Native Delaware: Garden variety
'Earth Perfect?' symposium to take place at UD, area gardens June 6-9
11:10 a.m., May 28, 2013--Annette Giesecke is a professor of classics and chair of the ancient Greek and Roman studies department at the University of Delaware She also is the mastermind behind “Earth Perfect? Nature, Utopia, and the Garden,” a June 6-9 symposium taking place at UD and several local horticulture venues.
It may seem unusual for a professor of classics to organize a horticulture symposium. But this isn’t a garden-variety garden conference. If you’re only looking for tips on pruning or growing the perfect tomato, you’ve come to the wrong place.
New Blue Hens arrive
“’Earth Perfect?’ will showcase the garden as an emblem of the ideal human relation with nature,” says Giesecke. “Anybody who is interested in the importance and meaning of gardens, and the politics of gardens, will want to attend. It’s not just an event for academics and garden professionals.”
Frankly, even those of us who never stopped to think about the meaning of gardens – we just know we like them -- may find the symposium worthwhile. The eclectic program includes a lecture by UD professor McKay Jenkins on the environmental and health risks of lawn chemicals. There’s a workshop on creating “night spaces” and another on designing with edible plants. You can learn about slave gardens in the antebellum South or contemporary urban vertical farms.
Keynote speakers include Emma Marris, author of Rambunctious Garden: Saving Nature in a Post-Wild World, and UD’s Doug Tallamy, author of Bringing Nature Home: How You Can Sustain Wildlife with Native Plants. Mixed in with the lectures and workshops are special tours of Winterthur, Longwood Gardens, Chanticleer and the Mt. Cuba Center.
Giesecke, who has written widely about the gardens of ancient Greek and Rome, was inspired to create the symposium after co-editing a publication also called Earth Perfect? Nature, Utopia and the Garden.
Sue Barton, an ornamental horticulture specialist with UD Cooperative Extension, is excited to be speaking at the symposium because she wants to get more people thinking and talking about her lecture topic -- livable ecosystems as a model for suburbia.
What’s a livable ecosystem?

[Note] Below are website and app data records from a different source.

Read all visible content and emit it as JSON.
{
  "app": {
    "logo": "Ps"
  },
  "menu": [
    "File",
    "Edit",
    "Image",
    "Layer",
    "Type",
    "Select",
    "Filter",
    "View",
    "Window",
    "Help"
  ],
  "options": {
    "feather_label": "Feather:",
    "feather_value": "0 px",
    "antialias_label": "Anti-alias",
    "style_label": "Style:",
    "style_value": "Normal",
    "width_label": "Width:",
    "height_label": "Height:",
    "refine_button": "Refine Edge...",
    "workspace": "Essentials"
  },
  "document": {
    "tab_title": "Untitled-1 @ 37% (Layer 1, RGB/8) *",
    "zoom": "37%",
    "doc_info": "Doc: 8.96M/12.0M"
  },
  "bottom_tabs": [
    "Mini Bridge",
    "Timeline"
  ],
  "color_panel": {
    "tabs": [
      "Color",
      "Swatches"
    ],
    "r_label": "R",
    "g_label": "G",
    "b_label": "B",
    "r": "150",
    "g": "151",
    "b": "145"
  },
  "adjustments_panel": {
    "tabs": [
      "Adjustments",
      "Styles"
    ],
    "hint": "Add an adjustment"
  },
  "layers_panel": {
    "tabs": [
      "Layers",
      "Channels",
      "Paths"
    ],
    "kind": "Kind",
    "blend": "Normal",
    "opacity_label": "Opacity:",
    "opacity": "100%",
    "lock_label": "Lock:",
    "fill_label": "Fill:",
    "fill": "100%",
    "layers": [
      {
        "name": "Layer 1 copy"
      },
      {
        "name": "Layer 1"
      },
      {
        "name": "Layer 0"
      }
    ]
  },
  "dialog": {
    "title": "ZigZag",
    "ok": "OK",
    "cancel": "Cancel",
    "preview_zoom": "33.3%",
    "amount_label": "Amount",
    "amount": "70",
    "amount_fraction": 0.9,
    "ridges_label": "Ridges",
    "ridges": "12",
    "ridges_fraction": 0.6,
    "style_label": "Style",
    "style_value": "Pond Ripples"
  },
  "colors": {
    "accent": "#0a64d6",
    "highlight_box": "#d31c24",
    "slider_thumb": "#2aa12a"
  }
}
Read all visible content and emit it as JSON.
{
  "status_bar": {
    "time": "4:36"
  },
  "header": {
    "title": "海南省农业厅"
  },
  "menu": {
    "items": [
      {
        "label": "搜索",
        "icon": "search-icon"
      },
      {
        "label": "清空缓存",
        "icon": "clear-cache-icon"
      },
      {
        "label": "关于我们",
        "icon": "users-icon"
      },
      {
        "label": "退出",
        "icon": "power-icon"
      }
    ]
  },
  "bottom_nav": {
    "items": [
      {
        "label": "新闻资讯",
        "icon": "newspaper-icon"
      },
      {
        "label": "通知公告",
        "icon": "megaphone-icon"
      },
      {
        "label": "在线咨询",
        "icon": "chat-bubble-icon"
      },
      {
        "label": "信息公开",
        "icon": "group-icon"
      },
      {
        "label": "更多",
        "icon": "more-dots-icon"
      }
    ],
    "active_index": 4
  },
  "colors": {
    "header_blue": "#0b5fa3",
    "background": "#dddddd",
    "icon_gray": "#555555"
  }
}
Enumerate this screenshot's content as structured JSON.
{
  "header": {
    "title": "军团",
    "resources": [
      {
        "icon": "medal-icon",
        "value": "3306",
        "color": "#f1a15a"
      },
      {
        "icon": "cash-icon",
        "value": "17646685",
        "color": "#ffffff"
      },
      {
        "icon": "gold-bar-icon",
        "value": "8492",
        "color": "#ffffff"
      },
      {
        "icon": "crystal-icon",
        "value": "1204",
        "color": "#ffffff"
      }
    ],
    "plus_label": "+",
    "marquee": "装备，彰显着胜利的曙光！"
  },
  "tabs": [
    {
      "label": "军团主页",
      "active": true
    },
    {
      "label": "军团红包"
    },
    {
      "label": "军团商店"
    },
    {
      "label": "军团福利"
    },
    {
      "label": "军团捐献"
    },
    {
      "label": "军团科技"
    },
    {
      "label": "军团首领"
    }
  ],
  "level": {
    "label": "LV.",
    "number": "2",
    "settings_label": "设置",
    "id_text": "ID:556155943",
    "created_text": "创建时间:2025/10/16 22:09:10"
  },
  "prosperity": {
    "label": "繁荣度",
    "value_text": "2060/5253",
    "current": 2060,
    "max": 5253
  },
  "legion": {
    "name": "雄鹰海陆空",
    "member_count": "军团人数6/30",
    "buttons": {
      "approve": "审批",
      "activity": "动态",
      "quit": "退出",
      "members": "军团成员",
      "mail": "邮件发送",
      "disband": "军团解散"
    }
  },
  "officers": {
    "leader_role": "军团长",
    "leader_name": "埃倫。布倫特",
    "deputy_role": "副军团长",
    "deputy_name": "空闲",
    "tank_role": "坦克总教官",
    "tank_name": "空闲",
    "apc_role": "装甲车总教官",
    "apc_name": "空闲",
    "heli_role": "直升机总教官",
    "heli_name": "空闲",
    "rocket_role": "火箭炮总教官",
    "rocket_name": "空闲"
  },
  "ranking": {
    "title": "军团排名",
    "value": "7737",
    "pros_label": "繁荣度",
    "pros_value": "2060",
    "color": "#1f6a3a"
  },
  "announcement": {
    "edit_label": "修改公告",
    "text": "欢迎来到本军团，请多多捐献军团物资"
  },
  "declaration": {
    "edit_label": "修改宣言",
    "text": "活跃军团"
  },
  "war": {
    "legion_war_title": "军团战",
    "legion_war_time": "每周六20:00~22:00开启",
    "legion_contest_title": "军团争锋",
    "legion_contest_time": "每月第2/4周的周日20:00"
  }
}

The easiest way to explain it is to say what it’s not – a livable ecosystem isn’t a chemically treated monoculture of turfgrass with a few non-native, invasive trees plunked down in the front yard, too far from the house to shade it in summer or serve as a windbreak in winter.
In other words, a livable ecosystem is a far cry from what many suburban yards look like today.
“The traditional home landscape contains a limited palette of plants, has large areas of regularly mowed lawn, and provides relatively few ecosystem services,” says Barton. “Forests and meadows, on the other hand, provide many ecosystem services.”
Rest assured, you don’t need to remove every blade of grass and turn your yard into a jungle to create a livable ecosystem.
Take, for example, the attractive new landscape at a home in the Applecross neighborhood off Route 100 in Greenville. It does look a bit different than the neighbors’ yards – for one thing, there’s a 6,000-square-foot meadow of native grasses. It also features a newly reforested area, adjoining an existing wooded tract. Invasive plants have been removed and replaced by white oaks, blueberry bushes, ornamental grasses and other native species.
Grass plays a role, too, but it’s been bumped from star of the show to a member of the supporting cast.
“Turf on the property is used purposefully, for recreation areas, circulation, or as the green carpet that sets off other plantings,” says Barton.
The yard is part of a UD research project on livable ecosystems. “We want to see if replacing the typical suburban yard of mostly grass with one containing diverse vegetation can help protect the environment and make landscapes more sustainable,” she says.
The Applecross property is one aspect of a multidisciplinary project involving five UD faculty members and dozens of undergraduate and grad students. Another research site is located at Winterthur, where the UD team is collecting water quality data in three streams that drain from three different landscapes – mowed lawn, meadow, and forest. They’re also collecting data on the diversity of plants, insects and birds in each of these settings.
If you won’t have a chance to hear Barton at the Earth Perfect symposium, you’ll have a second chance on June 14, at a Sustainable Landscape Tour. Sponsored by UD Cooperative Extension, the program includes a visit to the Applecross property, as well as a tour of a bio-swale and wetlands on the UD farm. Barton also will be hosting a shorter tour of the Applecross property later this season. To find out more about these Extension events, email Barton at firstname.lastname@example.org.
To register for Earth Perfect or learn more at this symposium, call 831-2793 or go to this website.
Article by Margo McDonough
Photo by Danielle Quigley